**WHAT THE EXERCISE ASKS**: A set of records appears below. Print them all, word for word.

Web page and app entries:
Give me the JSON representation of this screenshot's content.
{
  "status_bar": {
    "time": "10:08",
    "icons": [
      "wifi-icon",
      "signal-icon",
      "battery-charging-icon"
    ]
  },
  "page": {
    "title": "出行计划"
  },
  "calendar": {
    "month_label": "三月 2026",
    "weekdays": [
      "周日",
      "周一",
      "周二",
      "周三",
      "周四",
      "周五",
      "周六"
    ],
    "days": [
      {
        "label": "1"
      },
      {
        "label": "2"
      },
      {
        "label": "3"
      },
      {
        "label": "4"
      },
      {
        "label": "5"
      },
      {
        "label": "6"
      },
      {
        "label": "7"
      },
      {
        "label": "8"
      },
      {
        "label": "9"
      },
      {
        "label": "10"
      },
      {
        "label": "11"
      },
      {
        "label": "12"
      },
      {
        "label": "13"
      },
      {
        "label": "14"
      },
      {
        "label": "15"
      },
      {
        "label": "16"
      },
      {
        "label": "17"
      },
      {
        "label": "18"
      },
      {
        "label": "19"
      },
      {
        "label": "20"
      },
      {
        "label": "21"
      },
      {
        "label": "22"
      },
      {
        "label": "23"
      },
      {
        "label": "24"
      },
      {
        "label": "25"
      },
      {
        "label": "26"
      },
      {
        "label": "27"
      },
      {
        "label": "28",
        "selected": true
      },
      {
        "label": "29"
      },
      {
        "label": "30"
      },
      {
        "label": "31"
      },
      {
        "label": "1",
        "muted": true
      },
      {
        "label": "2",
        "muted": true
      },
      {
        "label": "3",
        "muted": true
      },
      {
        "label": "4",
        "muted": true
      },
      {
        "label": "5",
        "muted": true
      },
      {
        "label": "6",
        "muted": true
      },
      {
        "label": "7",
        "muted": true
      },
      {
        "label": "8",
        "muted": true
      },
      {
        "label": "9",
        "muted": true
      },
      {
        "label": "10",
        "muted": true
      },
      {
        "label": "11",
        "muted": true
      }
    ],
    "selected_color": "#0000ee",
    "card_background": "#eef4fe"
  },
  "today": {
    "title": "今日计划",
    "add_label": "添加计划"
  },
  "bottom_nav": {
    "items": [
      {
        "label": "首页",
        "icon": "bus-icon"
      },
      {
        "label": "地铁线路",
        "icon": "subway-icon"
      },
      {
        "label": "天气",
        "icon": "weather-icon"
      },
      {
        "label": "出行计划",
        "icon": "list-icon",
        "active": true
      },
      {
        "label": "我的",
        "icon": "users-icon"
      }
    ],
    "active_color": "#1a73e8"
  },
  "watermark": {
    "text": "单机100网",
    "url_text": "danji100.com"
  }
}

**EXERCISE SOLUTION**:
Give me the JSON representation of this screenshot's content.
{
  "status_bar": {
    "time": "10:08",
    "icons": [
      "wifi-icon",
      "signal-icon",
      "battery-charging-icon"
    ]
  },
  "page": {
    "title": "出行计划"
  },
  "calendar": {
    "month_label": "三月 2026",
    "weekdays": [
      "周日",
      "周一",
      "周二",
      "周三",
      "周四",
      "周五",
      "周六"
    ],
    "days": [
      {
        "label": "1"
      },
      {
        "label": "2"
      },
      {
        "label": "3"
      },
      {
        "label": "4"
      },
      {
        "label": "5"
      },
      {
        "label": "6"
      },
      {
        "label": "7"
      },
      {
        "label": "8"
      },
      {
        "label": "9"
      },
      {
        "label": "10"
      },
      {
        "label": "11"
      },
      {
        "label": "12"
      },
      {
        "label": "13"
      },
      {
        "label": "14"
      },
      {
        "label": "15"
      },
      {
        "label": "16"
      },
      {
        "label": "17"
      },
      {
        "label": "18"
      },
      {
        "label": "19"
      },
      {
        "label": "20"
      },
      {
        "label": "21"
      },
      {
        "label": "22"
      },
      {
        "label": "23"
      },
      {
        "label": "24"
      },
      {
        "label": "25"
      },
      {
        "label": "26"
      },
      {
        "label": "27"
      },
      {
        "label": "28",
        "selected": true
      },
      {
        "label": "29"
      },
      {
        "label": "30"
      },
      {
        "label": "31"
      },
      {
        "label": "1",
        "muted": true
      },
      {
        "label": "2",
        "muted": true
      },
      {
        "label": "3",
        "muted": true
      },
      {
        "label": "4",
        "muted": true
      },
      {
        "label": "5",
        "muted": true
      },
      {
        "label": "6",
        "muted": true
      },
      {
        "label": "7",
        "muted": true
      },
      {
        "label": "8",
        "muted": true
      },
      {
        "label": "9",
        "muted": true
      },
      {
        "label": "10",
        "muted": true
      },
      {
        "label": "11",
        "muted": true
      }
    ],
    "selected_color": "#0000ee",
    "card_background": "#eef4fe"
  },
  "today": {
    "title": "今日计划",
    "add_label": "添加计划"
  },
  "bottom_nav": {
    "items": [
      {
        "label": "首页",
        "icon": "bus-icon"
      },
      {
        "label": "地铁线路",
        "icon": "subway-icon"
      },
      {
        "label": "天气",
        "icon": "weather-icon"
      },
      {
        "label": "出行计划",
        "icon": "list-icon",
        "active": true
      },
      {
        "label": "我的",
        "icon": "users-icon"
      }
    ],
    "active_color": "#1a73e8"
  },
  "watermark": {
    "text": "单机100网",
    "url_text": "danji100.com"
  }
}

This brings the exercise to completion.